Supplied entries: Begin
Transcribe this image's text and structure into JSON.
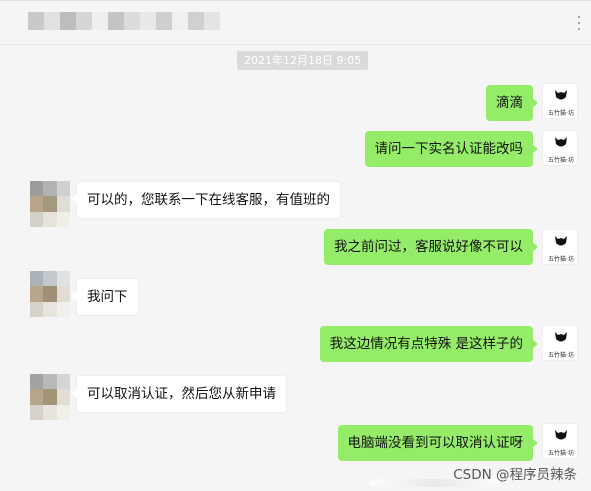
{
  "header": {
    "more_icon": "more-dots-icon"
  },
  "timestamp": "2021年12月18日 9:05",
  "messages": [
    {
      "side": "me",
      "text": "滴滴"
    },
    {
      "side": "me",
      "text": "请问一下实名认证能改吗"
    },
    {
      "side": "them",
      "text": "可以的，您联系一下在线客服，有值班的"
    },
    {
      "side": "me",
      "text": "我之前问过，客服说好像不可以"
    },
    {
      "side": "them",
      "text": "我问下"
    },
    {
      "side": "me",
      "text": "我这边情况有点特殊 是这样子的"
    },
    {
      "side": "them",
      "text": "可以取消认证，然后您从新申请"
    },
    {
      "side": "me",
      "text": "电脑端没看到可以取消认证呀"
    }
  ],
  "my_avatar": {
    "icon": "cat-avatar-icon",
    "caption": "五竹猫·坊"
  },
  "watermark": "CSDN @程序员辣条",
  "colors": {
    "my_bubble": "#95ec69",
    "their_bubble": "#ffffff",
    "background": "#f5f5f5"
  }
}
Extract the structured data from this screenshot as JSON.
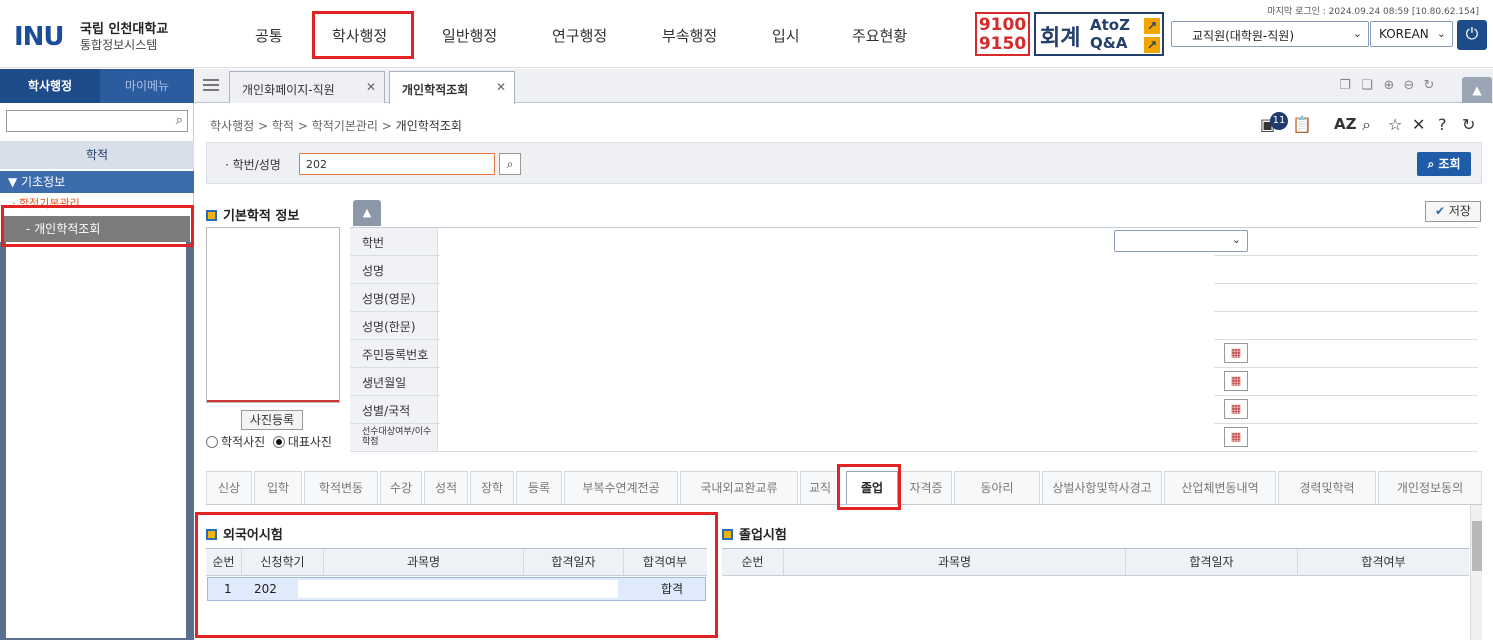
{
  "header": {
    "logo_mark": "INU",
    "logo_line1": "국립 인천대학교",
    "logo_line2": "통합정보시스템",
    "nav": [
      "공통",
      "학사행정",
      "일반행정",
      "연구행정",
      "부속행정",
      "입시",
      "주요현황"
    ],
    "last_login": "마지막 로그인 : 2024.09.24 08:59 [10.80.62.154]",
    "phone_box": [
      "9100",
      "9150"
    ],
    "accounting_label": "회계",
    "atoz_line1": "AtoZ",
    "atoz_line2": "Q&A",
    "role_select": "교직원(대학원-직원)",
    "language_select": "KOREAN",
    "colors": {
      "brand": "#1e4b8a",
      "highlight": "#e12323"
    }
  },
  "sidebar": {
    "tab_active": "학사행정",
    "tab_other": "마이메뉴",
    "search_placeholder": "",
    "section": "학적",
    "category": "▼ 기초정보",
    "group": "· 학적기본관리",
    "item_active": "- 개인학적조회"
  },
  "tabs": [
    {
      "label": "개인화페이지-직원",
      "active": false
    },
    {
      "label": "개인학적조회",
      "active": true
    }
  ],
  "breadcrumb": {
    "parts": [
      "학사행정",
      "학적",
      "학적기본관리"
    ],
    "current": "개인학적조회",
    "separator": ">",
    "notice_count": "11"
  },
  "search": {
    "label": "학번/성명",
    "value": "202",
    "query_button": "조회"
  },
  "basic_info": {
    "title": "기본학적 정보",
    "save_button": "저장",
    "photo_button": "사진등록",
    "radio_options": [
      {
        "label": "학적사진",
        "checked": false
      },
      {
        "label": "대표사진",
        "checked": true
      }
    ],
    "fields": [
      "학번",
      "성명",
      "성명(영문)",
      "성명(한문)",
      "주민등록번호",
      "생년월일",
      "성별/국적",
      "선수대상여부/이수학점"
    ]
  },
  "detail_tabs": [
    "신상",
    "입학",
    "학적변동",
    "수강",
    "성적",
    "장학",
    "등록",
    "부복수연계전공",
    "국내외교환교류",
    "교직",
    "졸업",
    "자격증",
    "동아리",
    "상벌사항및학사경고",
    "산업체변동내역",
    "경력및학력",
    "개인정보동의"
  ],
  "active_detail_tab": "졸업",
  "foreign_exam": {
    "title": "외국어시험",
    "columns": [
      "순번",
      "신청학기",
      "과목명",
      "합격일자",
      "합격여부"
    ],
    "rows": [
      {
        "seq": "1",
        "term": "202",
        "subject": "",
        "date": "",
        "result": "합격"
      }
    ]
  },
  "graduation_exam": {
    "title": "졸업시험",
    "columns": [
      "순번",
      "과목명",
      "합격일자",
      "합격여부"
    ]
  }
}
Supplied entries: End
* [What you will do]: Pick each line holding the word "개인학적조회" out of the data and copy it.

* [Exercise result]:
    "item_active": "- 개인학적조회"
      "label": "개인학적조회",
    "current": "개인학적조회",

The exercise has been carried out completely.